# Create a QuickTime Movie¶

## Problem¶

You have 200 frames of Patches playing with his ball, and you wish to combine them into a QuickTime movie. The individual frames are named using the format Patches_ball_###.jpg, where ### is a three digit frame number in the range 001 to 200.

## Solution¶

import Draft
from DraftParamParser import ReplaceFilenameHashesWithNumber

encoder = Draft.VideoEncoder( 'Patches.mov' )   # Initialize the video encoder.

for currFrame in range( 1, 201 ):
currFile = ReplaceFilenameHashesWithNumber( 'Patches_ball_###.jpg', currFrame )
encoder.EncodeNextFrame( frame )    # Add each frame to the video.

encoder.FinalizeEncoding()    # Finalize and save the resulting video.


## Discussion¶

In order to create a QuickTime movie, we need a video encoder. The line:

encoder = Draft.VideoEncoder( 'Patches.mov' )


creates a video encoder using default values for most parameters, and ‘Patches.mov’ specifies what filename the movie will be saved to. The optional parameters include, among others, fps, codec, and quality. The frames per second, fps, defaults to 24, the codec defaults to ‘MJPEG’, and the quality defaults to 85. If you wish to use values other than the defaults, simply use in the parameters. For example, we can increase the frame rate to 30, and decrease the quality to 70, using:

encoder = Draft.VideoEncoder( 'Patches.mov', fps=30, quality=70 )


The fps frame rate can be specified as an integer, floating point number, or Fraction. quality can be set to any integer in the range of 0 to 100, where higher numbers represent higher quality. (Note that you cannot simultaneously set both quality and kbitRate, another optional parameter.) In addition to ‘MJPEG’, valid codec values include ‘MPEG4’, ‘H264’, ‘RAWVIDEO’.

Once the encoder is initialized, we can add our frames. Since there are many frames, we use a loop plus some logic to read in all of the frames one at a time. The function ReplaceFilenameHashesWithNumber() from the DraftParamParser library takes a filename pattern and replaces hash symbols with the frame number, padded with zeros to the appropriate number of digits indicated by the number of hash symbols. If no hash symbols are present, ReplaceFilenameHashesWithNumber() will insert the frame number before the file extension (including period). We then use the constructed file name to read in the frame, and add it to the video using:

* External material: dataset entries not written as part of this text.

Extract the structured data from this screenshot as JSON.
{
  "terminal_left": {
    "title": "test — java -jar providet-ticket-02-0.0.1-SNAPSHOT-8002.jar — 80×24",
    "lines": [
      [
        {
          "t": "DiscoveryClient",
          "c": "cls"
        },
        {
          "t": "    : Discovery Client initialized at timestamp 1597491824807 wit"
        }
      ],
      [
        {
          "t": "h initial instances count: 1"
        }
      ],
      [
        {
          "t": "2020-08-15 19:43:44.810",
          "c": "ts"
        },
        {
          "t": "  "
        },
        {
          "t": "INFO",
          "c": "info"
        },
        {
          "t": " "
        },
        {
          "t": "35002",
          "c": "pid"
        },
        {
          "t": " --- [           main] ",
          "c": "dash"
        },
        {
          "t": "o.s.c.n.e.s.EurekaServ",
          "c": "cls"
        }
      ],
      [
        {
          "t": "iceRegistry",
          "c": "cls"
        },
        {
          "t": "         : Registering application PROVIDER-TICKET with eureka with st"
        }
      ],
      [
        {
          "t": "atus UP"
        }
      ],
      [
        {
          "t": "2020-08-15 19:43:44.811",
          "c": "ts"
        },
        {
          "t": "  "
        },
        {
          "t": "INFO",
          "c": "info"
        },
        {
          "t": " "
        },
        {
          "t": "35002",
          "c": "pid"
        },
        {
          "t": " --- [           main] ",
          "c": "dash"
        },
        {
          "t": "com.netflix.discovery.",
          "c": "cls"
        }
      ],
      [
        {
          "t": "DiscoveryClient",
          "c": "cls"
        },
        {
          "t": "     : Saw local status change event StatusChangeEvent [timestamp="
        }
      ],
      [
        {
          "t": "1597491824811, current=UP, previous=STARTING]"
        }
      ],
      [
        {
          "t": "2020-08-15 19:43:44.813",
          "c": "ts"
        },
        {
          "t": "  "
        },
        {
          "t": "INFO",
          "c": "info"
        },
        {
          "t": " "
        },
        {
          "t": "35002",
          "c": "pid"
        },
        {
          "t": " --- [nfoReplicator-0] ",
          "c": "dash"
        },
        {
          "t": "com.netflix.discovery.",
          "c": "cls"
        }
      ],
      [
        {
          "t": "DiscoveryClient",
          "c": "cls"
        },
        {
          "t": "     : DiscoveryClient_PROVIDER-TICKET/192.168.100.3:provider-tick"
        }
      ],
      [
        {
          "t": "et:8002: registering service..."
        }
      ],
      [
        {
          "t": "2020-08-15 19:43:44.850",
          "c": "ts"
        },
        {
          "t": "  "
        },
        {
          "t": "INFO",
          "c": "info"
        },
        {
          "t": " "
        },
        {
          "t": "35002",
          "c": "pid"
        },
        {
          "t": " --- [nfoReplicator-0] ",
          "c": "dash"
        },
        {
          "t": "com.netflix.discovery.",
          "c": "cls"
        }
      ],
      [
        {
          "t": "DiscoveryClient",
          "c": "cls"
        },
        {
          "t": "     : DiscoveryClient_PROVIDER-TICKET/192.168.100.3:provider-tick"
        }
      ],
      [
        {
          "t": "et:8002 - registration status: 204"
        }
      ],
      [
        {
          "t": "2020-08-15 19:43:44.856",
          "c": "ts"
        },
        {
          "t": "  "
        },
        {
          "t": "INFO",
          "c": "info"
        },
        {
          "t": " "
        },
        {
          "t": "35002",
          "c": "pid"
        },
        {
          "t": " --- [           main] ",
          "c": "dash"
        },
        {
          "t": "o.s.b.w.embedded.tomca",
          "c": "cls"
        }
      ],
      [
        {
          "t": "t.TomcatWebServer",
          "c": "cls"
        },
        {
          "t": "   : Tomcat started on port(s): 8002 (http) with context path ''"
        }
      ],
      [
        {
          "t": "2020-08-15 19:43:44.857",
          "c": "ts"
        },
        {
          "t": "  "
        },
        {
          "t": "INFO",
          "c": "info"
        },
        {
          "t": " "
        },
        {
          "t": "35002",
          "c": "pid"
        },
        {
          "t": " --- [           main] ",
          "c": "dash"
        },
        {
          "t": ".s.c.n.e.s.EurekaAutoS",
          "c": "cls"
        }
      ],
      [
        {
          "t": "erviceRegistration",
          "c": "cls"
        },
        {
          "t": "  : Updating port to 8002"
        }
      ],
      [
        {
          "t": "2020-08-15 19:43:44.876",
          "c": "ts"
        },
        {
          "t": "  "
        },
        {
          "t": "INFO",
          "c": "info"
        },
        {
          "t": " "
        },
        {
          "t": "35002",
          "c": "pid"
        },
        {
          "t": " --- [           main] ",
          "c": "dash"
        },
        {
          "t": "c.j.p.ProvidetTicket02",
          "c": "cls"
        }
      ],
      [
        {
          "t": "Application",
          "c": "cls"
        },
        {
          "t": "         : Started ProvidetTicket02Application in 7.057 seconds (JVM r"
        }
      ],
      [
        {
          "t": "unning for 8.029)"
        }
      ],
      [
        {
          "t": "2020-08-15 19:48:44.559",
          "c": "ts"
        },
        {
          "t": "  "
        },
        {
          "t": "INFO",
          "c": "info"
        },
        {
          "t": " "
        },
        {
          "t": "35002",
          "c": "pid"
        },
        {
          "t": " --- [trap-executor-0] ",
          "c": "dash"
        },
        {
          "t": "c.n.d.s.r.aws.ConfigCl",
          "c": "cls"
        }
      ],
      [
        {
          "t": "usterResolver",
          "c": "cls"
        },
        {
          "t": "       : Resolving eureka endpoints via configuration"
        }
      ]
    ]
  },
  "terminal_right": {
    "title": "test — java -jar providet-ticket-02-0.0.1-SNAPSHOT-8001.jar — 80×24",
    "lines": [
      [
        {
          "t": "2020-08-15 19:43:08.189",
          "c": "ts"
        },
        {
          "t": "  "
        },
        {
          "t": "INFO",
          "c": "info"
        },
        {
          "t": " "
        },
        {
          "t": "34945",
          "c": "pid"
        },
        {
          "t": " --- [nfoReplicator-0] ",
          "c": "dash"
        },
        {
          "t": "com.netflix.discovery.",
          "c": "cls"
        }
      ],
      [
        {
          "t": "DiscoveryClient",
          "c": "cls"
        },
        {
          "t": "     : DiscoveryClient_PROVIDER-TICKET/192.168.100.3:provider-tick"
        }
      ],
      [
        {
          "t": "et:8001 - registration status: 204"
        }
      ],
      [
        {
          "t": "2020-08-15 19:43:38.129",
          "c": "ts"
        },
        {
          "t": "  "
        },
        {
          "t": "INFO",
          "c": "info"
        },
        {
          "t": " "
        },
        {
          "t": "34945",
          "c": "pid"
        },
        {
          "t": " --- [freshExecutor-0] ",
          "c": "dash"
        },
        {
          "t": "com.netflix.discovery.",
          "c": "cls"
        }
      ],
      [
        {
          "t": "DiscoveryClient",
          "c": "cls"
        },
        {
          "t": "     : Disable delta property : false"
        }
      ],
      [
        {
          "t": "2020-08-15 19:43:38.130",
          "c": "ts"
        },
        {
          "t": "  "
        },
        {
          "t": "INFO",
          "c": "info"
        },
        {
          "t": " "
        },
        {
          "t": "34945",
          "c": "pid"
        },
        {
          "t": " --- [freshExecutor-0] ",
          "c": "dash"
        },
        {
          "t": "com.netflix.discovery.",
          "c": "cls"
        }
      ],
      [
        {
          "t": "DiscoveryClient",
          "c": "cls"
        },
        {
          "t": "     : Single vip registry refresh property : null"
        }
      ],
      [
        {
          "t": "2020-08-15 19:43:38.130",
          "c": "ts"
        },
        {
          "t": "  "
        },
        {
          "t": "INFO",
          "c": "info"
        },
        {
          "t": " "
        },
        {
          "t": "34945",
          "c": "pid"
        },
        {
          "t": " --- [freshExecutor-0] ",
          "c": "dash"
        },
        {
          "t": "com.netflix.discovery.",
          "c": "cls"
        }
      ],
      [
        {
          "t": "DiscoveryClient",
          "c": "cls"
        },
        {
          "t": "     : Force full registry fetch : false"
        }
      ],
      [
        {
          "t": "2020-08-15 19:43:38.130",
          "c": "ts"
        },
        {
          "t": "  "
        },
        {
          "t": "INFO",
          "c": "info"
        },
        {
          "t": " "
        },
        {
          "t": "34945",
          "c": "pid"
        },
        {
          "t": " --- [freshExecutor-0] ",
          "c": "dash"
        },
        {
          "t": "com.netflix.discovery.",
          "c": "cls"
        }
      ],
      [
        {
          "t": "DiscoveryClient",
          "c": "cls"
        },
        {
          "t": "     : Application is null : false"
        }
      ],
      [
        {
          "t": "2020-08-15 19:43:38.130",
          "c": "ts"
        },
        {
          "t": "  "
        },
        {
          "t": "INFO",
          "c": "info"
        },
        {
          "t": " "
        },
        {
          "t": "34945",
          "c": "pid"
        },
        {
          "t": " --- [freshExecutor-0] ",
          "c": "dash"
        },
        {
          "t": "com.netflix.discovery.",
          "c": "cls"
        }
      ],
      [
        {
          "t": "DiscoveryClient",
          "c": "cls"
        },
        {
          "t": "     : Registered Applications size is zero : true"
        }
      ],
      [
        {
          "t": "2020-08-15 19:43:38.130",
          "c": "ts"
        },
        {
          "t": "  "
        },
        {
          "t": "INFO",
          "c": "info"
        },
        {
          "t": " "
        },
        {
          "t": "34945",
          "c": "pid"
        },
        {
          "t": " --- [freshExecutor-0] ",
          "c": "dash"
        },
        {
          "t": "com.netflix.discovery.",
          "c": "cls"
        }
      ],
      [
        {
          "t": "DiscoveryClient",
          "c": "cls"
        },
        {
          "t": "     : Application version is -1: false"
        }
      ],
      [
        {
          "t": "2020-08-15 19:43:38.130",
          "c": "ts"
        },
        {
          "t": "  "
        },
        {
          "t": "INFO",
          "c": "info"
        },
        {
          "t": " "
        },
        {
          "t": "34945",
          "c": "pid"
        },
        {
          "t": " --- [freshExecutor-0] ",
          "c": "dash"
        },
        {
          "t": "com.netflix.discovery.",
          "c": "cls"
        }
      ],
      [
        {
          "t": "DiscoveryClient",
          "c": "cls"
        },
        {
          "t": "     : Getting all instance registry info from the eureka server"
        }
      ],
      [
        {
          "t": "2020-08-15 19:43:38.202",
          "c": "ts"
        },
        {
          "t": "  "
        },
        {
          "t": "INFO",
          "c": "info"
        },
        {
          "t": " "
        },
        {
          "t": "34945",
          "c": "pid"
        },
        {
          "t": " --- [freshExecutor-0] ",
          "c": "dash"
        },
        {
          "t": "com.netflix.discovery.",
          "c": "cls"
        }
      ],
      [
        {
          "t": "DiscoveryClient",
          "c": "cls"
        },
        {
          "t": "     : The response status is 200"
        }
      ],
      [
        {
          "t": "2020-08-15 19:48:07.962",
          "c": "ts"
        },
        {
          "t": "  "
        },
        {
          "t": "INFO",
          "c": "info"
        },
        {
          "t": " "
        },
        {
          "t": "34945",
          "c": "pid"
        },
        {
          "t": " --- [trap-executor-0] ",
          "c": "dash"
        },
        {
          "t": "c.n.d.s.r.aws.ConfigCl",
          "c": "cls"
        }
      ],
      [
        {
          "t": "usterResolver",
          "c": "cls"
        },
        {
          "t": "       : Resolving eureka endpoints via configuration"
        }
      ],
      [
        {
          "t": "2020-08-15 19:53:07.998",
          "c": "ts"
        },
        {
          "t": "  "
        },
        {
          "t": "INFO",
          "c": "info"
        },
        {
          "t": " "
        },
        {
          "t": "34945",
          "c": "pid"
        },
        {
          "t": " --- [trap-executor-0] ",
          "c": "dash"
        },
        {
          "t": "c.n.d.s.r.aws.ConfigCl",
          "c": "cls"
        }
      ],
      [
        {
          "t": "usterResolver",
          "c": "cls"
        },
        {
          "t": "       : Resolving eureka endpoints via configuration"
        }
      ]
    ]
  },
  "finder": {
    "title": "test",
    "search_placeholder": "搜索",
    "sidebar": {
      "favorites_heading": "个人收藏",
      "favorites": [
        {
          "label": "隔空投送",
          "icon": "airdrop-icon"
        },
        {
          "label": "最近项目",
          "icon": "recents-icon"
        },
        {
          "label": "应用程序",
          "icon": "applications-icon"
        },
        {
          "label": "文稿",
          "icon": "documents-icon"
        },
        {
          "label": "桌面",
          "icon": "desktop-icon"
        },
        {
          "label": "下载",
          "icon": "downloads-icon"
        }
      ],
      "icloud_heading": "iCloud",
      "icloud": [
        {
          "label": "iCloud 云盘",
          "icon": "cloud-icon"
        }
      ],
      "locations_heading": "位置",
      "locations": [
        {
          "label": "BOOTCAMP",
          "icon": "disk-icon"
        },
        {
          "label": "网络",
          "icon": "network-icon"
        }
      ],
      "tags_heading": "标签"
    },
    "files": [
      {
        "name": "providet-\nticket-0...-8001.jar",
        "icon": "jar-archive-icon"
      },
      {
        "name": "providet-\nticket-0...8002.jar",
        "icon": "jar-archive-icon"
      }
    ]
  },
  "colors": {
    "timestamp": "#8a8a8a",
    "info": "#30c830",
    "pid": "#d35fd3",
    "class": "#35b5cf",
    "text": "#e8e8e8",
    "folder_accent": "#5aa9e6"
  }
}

encoder.EncodeNextFrame( frame )


You may wonder why we used range( 1, 201 ) in our for loop over the frames. This is because the second parameter to range specifies one past the end, not the actual last number. Since we want to include frame 200, we have to specify that 201 is where the range stops.

Once we have added all of our frames, we finalize the encoding, which finishes any remaining processing and saves the video to the file we specified previously. No parameters are required for the finalization:

encoder.FinalizeEncoding()


For more information on the import statement, ReadFromFile(), and WriteToFile(), see the Creating an Image section of this Cookbook
For more information on additional optional parameters for the video encoder, see Draft.VideoEncoder.
More information on Fraction is available in the Python Documentation.